Lines of the records that hold the word "Macintosh" are to be counted; give the number and nothing more.

**Information**
★ ★ ★ ★ ★ ★ ★

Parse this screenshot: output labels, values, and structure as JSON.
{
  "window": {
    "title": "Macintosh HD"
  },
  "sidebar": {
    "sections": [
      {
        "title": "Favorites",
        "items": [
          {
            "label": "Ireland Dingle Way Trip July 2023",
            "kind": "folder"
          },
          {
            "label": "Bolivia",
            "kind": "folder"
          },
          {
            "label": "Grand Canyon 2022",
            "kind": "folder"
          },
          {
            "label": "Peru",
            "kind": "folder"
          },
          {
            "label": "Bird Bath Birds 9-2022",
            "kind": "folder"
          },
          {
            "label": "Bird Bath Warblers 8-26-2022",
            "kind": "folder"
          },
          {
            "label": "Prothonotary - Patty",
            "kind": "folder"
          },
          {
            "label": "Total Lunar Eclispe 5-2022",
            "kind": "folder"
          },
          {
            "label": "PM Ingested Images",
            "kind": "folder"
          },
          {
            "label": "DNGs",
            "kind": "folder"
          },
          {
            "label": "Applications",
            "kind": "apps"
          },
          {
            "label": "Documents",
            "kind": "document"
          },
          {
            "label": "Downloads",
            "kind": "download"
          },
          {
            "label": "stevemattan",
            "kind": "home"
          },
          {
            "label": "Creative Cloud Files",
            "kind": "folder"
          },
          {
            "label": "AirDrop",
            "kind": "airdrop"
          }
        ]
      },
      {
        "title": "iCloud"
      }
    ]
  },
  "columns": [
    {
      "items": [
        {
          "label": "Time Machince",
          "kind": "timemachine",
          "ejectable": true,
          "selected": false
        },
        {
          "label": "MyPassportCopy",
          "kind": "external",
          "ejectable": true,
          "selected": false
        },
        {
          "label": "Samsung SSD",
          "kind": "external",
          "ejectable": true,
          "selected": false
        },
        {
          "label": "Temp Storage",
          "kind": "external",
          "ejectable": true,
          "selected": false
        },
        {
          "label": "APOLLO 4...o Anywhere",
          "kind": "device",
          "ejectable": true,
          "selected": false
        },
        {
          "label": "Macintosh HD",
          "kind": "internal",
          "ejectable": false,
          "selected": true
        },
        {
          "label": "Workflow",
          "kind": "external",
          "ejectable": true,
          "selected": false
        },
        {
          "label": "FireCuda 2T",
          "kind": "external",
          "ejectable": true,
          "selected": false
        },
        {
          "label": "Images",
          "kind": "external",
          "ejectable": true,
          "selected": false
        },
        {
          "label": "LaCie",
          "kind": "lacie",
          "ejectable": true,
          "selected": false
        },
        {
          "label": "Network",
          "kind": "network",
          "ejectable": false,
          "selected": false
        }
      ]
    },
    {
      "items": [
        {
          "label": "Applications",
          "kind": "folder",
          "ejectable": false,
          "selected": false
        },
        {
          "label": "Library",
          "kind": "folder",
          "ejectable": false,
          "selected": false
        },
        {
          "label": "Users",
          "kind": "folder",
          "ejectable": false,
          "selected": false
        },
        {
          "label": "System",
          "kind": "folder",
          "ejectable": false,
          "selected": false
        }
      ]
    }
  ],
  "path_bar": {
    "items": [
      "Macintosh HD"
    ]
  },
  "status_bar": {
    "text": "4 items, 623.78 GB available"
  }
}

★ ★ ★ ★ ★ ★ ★

**Solution to the exercise**
3